Problem requirements: Scan the records that follow, and whenever a line has the word "HOXIE", copy it.

Dataset content:
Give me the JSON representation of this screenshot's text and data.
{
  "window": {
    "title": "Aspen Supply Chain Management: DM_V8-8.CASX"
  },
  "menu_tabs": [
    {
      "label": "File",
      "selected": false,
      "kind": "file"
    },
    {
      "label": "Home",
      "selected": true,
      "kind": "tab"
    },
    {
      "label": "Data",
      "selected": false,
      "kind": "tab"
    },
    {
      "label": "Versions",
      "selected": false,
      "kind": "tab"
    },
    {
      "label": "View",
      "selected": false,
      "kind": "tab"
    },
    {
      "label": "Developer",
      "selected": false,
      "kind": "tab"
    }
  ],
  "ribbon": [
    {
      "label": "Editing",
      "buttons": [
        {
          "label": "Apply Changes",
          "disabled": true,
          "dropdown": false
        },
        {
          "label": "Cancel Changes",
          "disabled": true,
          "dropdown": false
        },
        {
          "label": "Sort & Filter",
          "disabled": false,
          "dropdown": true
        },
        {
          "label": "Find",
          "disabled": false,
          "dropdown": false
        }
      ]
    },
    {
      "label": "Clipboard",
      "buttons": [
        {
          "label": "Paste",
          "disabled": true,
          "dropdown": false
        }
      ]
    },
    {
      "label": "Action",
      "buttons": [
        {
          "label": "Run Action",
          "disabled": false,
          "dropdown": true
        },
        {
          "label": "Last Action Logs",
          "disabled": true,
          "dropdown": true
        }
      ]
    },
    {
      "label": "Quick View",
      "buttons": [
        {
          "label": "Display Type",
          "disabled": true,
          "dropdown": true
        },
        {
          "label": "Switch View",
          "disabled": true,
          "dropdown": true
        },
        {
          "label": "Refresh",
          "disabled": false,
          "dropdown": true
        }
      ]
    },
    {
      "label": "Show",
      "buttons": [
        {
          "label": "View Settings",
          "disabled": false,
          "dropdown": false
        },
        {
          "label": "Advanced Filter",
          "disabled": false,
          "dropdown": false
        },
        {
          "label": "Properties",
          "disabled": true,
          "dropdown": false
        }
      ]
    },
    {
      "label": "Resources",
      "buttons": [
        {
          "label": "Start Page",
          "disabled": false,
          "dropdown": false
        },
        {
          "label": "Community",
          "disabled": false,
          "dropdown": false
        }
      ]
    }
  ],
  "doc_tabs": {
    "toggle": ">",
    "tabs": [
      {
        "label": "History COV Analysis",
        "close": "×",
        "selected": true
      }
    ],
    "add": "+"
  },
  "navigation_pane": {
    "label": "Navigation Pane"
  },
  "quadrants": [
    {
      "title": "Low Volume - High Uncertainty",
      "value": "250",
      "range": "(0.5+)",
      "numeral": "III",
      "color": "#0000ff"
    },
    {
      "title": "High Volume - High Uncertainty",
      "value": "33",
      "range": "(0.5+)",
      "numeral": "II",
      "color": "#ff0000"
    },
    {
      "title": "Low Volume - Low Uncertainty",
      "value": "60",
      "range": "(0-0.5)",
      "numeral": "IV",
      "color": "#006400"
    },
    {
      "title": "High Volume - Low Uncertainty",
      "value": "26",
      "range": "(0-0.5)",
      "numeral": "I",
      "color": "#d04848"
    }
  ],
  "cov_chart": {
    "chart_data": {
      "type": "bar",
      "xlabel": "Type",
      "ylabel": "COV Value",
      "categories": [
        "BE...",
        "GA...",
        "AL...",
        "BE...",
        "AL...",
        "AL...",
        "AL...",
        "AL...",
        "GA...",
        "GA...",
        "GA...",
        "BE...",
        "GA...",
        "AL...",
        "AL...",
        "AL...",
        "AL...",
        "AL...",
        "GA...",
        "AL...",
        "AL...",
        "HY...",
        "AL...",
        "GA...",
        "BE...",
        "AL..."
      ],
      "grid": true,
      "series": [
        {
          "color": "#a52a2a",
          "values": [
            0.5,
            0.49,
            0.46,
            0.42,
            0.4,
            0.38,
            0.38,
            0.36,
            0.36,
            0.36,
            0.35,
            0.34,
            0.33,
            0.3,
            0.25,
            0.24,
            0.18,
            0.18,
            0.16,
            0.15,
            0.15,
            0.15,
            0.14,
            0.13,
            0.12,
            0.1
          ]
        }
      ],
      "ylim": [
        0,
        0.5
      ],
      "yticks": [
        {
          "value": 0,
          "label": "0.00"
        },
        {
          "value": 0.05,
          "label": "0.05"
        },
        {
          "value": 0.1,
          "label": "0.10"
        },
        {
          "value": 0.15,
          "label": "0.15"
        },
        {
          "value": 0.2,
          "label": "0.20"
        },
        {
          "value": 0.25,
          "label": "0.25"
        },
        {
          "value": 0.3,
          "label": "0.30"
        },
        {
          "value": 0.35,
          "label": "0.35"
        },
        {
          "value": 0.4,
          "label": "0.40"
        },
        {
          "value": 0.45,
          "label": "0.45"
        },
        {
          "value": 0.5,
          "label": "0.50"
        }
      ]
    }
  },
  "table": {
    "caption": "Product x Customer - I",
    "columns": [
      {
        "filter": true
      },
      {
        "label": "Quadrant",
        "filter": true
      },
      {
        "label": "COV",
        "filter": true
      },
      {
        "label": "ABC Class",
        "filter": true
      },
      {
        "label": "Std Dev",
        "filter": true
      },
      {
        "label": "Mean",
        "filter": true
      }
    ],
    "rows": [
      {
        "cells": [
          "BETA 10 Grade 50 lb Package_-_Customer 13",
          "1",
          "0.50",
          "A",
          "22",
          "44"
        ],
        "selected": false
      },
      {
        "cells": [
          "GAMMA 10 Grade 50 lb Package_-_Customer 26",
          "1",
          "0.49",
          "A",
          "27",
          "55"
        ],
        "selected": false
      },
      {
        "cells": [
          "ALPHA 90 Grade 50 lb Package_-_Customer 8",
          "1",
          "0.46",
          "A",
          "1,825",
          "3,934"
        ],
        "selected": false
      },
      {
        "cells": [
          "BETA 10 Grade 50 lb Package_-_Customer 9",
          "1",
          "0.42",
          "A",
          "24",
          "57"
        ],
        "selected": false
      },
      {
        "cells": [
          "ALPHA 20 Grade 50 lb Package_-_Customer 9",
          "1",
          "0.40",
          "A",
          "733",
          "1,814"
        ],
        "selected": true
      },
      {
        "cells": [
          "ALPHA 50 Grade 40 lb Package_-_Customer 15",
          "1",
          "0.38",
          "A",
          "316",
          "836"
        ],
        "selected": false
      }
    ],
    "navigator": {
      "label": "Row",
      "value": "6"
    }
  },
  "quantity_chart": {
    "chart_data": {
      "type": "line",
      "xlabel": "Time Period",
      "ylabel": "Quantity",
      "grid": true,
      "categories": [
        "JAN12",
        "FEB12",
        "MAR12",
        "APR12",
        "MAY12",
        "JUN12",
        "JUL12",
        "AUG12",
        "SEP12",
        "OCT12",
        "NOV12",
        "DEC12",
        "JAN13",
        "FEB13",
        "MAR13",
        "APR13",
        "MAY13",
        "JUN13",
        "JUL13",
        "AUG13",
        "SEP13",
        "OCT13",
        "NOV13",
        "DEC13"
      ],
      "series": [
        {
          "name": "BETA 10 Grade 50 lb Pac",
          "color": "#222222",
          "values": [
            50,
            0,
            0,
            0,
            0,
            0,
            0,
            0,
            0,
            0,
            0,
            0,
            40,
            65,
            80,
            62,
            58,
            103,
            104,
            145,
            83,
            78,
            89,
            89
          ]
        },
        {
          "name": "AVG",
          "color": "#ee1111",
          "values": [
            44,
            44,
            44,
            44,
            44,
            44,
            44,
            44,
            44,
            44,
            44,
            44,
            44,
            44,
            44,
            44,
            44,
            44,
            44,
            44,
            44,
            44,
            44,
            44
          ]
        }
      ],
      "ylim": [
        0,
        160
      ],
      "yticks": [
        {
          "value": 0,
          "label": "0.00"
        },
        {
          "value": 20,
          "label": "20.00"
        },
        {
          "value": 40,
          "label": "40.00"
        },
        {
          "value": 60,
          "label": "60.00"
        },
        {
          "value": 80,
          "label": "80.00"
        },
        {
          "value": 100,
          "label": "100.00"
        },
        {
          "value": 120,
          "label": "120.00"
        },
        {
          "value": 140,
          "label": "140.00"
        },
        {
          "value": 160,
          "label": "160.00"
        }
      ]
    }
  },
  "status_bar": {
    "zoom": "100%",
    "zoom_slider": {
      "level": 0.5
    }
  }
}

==

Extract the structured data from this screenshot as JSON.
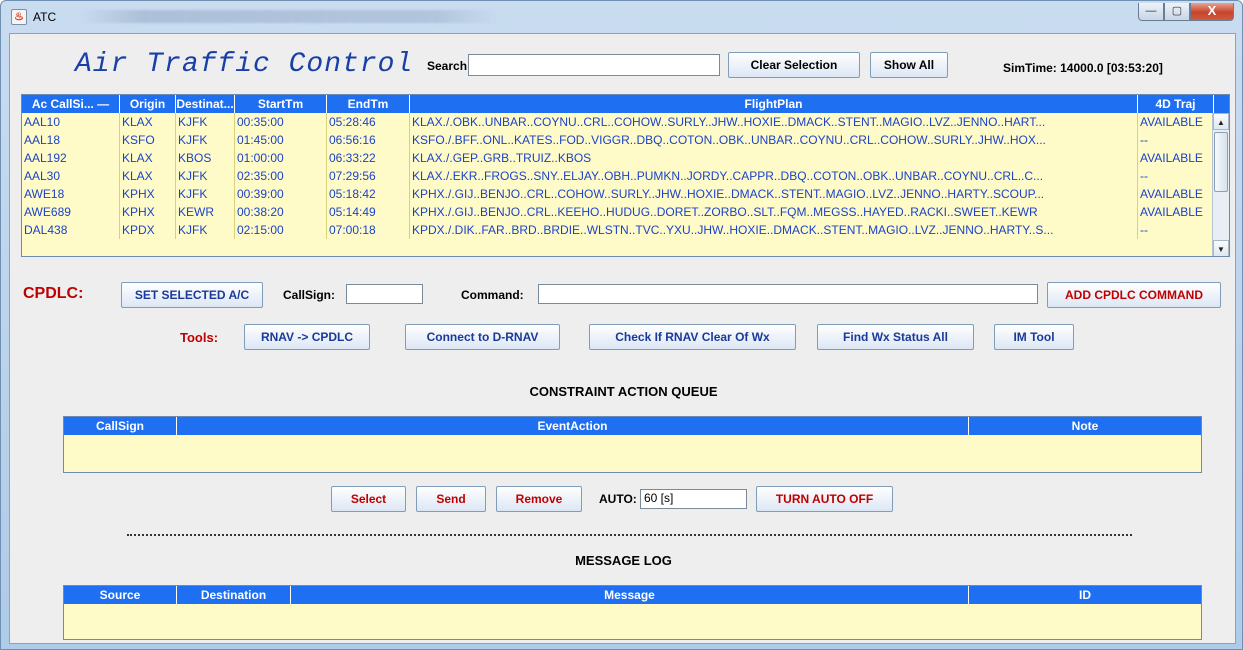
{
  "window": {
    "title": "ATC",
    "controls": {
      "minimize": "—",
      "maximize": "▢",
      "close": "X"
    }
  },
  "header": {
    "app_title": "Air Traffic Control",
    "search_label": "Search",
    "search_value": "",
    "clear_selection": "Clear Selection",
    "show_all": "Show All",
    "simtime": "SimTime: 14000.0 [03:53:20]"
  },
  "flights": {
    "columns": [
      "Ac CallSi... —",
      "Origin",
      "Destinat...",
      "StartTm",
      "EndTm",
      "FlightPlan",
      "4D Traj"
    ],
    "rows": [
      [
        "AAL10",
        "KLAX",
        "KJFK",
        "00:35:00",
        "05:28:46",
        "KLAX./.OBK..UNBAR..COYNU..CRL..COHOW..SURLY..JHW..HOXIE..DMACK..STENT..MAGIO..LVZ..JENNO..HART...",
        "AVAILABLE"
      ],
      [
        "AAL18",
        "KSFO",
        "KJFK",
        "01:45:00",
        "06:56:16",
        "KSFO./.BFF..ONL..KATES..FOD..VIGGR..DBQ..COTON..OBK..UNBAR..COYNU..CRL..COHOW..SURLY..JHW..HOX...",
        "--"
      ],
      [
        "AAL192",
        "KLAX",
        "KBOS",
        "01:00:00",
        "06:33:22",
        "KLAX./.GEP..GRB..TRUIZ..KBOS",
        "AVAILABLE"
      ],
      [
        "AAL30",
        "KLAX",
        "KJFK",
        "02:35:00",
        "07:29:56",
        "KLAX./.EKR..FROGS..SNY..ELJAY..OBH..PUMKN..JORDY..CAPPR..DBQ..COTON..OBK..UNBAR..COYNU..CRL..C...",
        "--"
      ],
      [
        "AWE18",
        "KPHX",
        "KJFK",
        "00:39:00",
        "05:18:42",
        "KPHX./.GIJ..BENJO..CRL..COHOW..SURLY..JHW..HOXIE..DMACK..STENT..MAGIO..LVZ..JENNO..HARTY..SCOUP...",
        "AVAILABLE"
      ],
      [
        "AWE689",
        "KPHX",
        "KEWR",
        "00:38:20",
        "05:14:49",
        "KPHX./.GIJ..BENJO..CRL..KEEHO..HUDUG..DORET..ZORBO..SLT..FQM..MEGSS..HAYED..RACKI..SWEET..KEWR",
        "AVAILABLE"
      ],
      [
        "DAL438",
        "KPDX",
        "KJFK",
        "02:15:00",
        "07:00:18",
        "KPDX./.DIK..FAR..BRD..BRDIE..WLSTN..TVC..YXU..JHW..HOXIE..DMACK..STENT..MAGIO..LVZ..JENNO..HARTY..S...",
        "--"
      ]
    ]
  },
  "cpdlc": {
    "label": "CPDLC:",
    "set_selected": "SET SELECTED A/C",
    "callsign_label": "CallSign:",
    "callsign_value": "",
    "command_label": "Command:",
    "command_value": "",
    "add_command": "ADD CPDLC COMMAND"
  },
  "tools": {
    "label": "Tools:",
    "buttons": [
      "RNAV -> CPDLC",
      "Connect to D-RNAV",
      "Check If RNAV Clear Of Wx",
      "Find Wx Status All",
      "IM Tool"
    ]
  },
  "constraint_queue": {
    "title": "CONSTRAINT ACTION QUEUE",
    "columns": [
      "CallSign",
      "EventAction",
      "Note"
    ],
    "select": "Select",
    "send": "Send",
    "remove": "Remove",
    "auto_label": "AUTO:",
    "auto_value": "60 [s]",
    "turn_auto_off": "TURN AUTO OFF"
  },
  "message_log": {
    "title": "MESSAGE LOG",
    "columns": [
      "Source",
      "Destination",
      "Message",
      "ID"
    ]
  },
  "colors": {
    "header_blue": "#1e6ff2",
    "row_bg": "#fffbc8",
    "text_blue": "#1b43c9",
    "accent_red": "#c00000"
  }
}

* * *

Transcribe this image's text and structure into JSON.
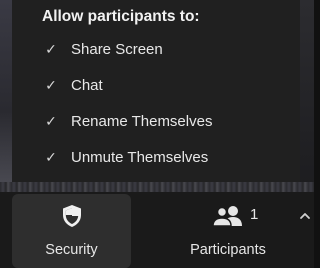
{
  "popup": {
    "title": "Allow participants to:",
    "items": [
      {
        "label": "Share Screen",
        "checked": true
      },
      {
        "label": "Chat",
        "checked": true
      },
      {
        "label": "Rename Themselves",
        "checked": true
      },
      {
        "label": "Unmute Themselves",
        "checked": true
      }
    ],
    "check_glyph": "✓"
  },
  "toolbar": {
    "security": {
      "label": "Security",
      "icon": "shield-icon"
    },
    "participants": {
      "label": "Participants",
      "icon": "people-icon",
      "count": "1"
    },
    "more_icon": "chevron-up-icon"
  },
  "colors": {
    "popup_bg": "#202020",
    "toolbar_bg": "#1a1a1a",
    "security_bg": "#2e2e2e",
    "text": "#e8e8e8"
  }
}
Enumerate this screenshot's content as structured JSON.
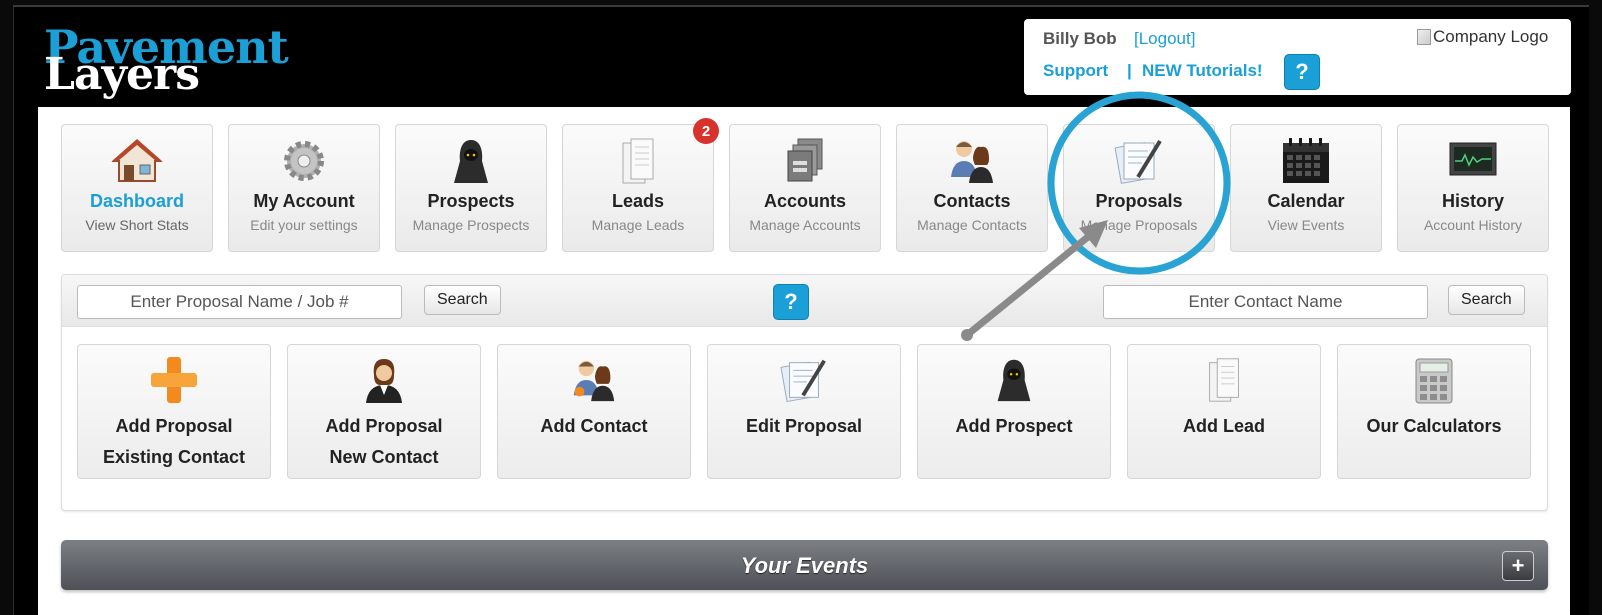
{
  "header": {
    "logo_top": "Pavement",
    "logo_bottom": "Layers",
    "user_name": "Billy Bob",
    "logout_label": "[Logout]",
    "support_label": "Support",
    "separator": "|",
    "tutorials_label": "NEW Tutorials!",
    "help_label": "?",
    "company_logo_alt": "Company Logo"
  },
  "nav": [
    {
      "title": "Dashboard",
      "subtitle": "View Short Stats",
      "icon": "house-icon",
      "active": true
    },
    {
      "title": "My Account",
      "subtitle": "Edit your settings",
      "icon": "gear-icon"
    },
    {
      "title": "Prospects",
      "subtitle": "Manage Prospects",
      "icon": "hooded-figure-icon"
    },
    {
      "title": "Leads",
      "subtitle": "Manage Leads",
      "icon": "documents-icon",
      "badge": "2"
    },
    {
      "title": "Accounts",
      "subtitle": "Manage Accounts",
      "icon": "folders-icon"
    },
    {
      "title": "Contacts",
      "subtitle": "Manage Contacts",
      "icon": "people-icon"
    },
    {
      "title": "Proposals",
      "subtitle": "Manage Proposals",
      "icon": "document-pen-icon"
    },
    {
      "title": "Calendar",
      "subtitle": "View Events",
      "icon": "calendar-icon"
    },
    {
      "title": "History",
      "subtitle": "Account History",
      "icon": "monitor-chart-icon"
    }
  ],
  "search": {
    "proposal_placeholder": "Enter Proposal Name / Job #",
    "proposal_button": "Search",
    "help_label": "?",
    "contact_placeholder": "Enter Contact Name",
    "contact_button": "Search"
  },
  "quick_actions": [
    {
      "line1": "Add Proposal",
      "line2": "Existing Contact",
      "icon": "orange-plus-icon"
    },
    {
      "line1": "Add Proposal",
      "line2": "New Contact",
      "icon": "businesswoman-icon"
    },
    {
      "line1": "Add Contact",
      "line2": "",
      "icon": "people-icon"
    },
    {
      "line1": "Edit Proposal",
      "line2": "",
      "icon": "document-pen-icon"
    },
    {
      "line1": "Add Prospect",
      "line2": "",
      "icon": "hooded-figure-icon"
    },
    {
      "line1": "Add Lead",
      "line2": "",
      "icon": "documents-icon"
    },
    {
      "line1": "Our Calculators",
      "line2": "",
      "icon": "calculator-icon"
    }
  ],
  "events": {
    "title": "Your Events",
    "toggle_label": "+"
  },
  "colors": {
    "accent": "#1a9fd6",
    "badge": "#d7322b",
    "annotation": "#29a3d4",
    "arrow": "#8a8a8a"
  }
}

Output below:
        "KLAX./.OBK..UNBAR..COYNU..CRL..COHOW..SURLY..JHW..HOXIE..DMACK..STENT..MAGIO..LVZ..JENNO..HART...",
        "KPHX./.GIJ..BENJO..CRL..COHOW..SURLY..JHW..HOXIE..DMACK..STENT..MAGIO..LVZ..JENNO..HARTY..SCOUP...",
        "KPDX./.DIK..FAR..BRD..BRDIE..WLSTN..TVC..YXU..JHW..HOXIE..DMACK..STENT..MAGIO..LVZ..JENNO..HARTY..S...",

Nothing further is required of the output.